With the pictures left out, write every entry down exactly.

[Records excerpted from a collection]
####
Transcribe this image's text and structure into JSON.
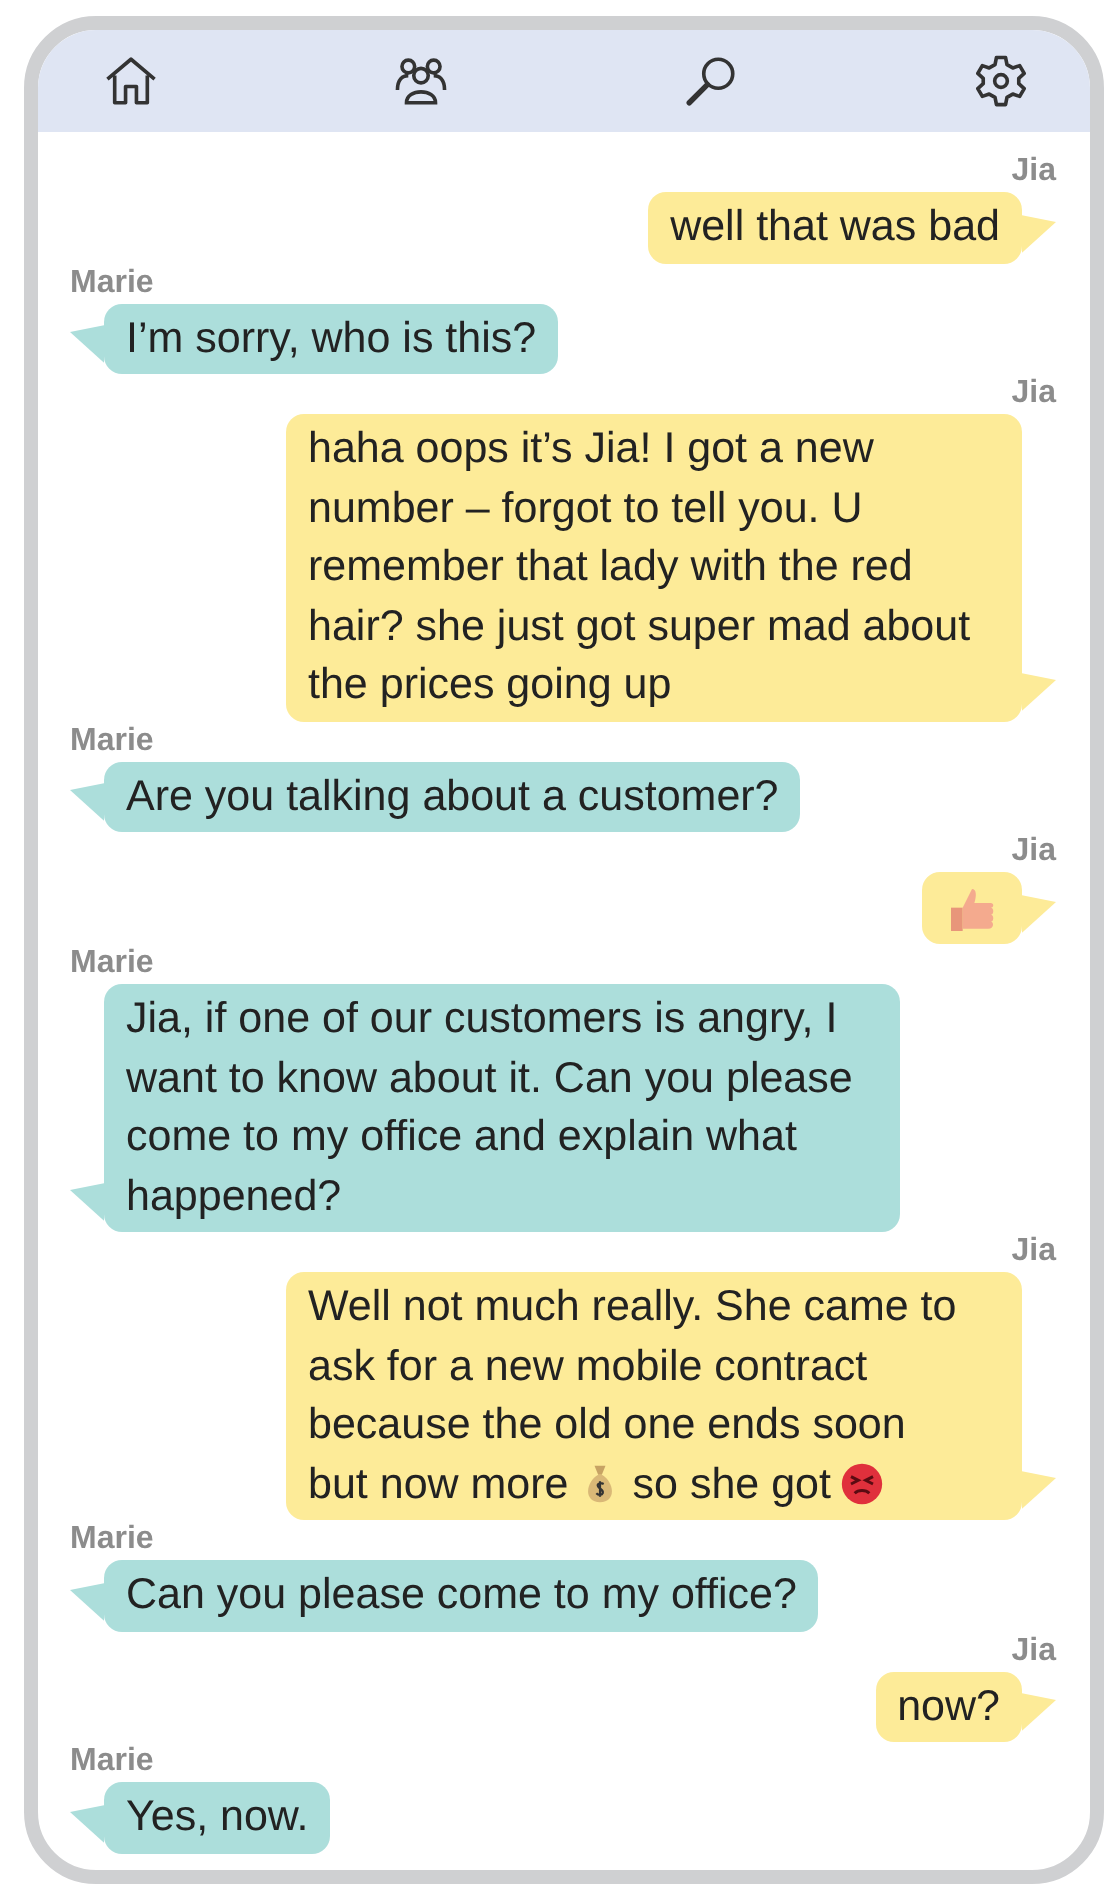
{
  "nav": [
    {
      "kind": "home"
    },
    {
      "kind": "contacts"
    },
    {
      "kind": "search"
    },
    {
      "kind": "settings"
    }
  ],
  "messages": [
    {
      "sender": "Jia",
      "kind": "sent",
      "parts": [
        {
          "kind": "text",
          "text": "well that was bad"
        }
      ]
    },
    {
      "sender": "Marie",
      "kind": "received",
      "parts": [
        {
          "kind": "text",
          "text": "I’m sorry, who is this?"
        }
      ]
    },
    {
      "sender": "Jia",
      "kind": "sent",
      "parts": [
        {
          "kind": "text",
          "text": "haha oops it’s Jia! I got a new number – forgot to tell you. U remember that lady with the red hair? she just got super mad about the prices going up"
        }
      ]
    },
    {
      "sender": "Marie",
      "kind": "received",
      "parts": [
        {
          "kind": "text",
          "text": "Are you talking about a customer?"
        }
      ]
    },
    {
      "sender": "Jia",
      "kind": "sent",
      "parts": [
        {
          "kind": "thumbs"
        }
      ]
    },
    {
      "sender": "Marie",
      "kind": "received",
      "parts": [
        {
          "kind": "text",
          "text": "Jia, if one of our customers is angry, I want to know about it. Can you please come to my office and explain what happened?"
        }
      ]
    },
    {
      "sender": "Jia",
      "kind": "sent",
      "parts": [
        {
          "kind": "text",
          "text": "Well not much really. She came to ask for a new mobile contract because the old one ends soon"
        },
        {
          "kind": "text",
          "text": "but now more"
        },
        {
          "kind": "money"
        },
        {
          "kind": "text",
          "text": "so she got"
        },
        {
          "kind": "angry"
        }
      ]
    },
    {
      "sender": "Marie",
      "kind": "received",
      "parts": [
        {
          "kind": "text",
          "text": "Can you please come to my office?"
        }
      ]
    },
    {
      "sender": "Jia",
      "kind": "sent",
      "parts": [
        {
          "kind": "text",
          "text": "now?"
        }
      ]
    },
    {
      "sender": "Marie",
      "kind": "received",
      "parts": [
        {
          "kind": "text",
          "text": "Yes, now."
        }
      ]
    }
  ]
}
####
→ Solution for this exercise
Transcribe this image's text and structure into JSON.
{
  "nav": [
    {
      "kind": "home"
    },
    {
      "kind": "contacts"
    },
    {
      "kind": "search"
    },
    {
      "kind": "settings"
    }
  ],
  "messages": [
    {
      "sender": "Jia",
      "kind": "sent",
      "parts": [
        {
          "kind": "text",
          "text": "well that was bad"
        }
      ]
    },
    {
      "sender": "Marie",
      "kind": "received",
      "parts": [
        {
          "kind": "text",
          "text": "I’m sorry, who is this?"
        }
      ]
    },
    {
      "sender": "Jia",
      "kind": "sent",
      "parts": [
        {
          "kind": "text",
          "text": "haha oops it’s Jia! I got a new number – forgot to tell you. U remember that lady with the red hair? she just got super mad about the prices going up"
        }
      ]
    },
    {
      "sender": "Marie",
      "kind": "received",
      "parts": [
        {
          "kind": "text",
          "text": "Are you talking about a customer?"
        }
      ]
    },
    {
      "sender": "Jia",
      "kind": "sent",
      "parts": [
        {
          "kind": "thumbs"
        }
      ]
    },
    {
      "sender": "Marie",
      "kind": "received",
      "parts": [
        {
          "kind": "text",
          "text": "Jia, if one of our customers is angry, I want to know about it. Can you please come to my office and explain what happened?"
        }
      ]
    },
    {
      "sender": "Jia",
      "kind": "sent",
      "parts": [
        {
          "kind": "text",
          "text": "Well not much really. She came to ask for a new mobile contract because the old one ends soon"
        },
        {
          "kind": "text",
          "text": "but now more"
        },
        {
          "kind": "money"
        },
        {
          "kind": "text",
          "text": "so she got"
        },
        {
          "kind": "angry"
        }
      ]
    },
    {
      "sender": "Marie",
      "kind": "received",
      "parts": [
        {
          "kind": "text",
          "text": "Can you please come to my office?"
        }
      ]
    },
    {
      "sender": "Jia",
      "kind": "sent",
      "parts": [
        {
          "kind": "text",
          "text": "now?"
        }
      ]
    },
    {
      "sender": "Marie",
      "kind": "received",
      "parts": [
        {
          "kind": "text",
          "text": "Yes, now."
        }
      ]
    }
  ]
}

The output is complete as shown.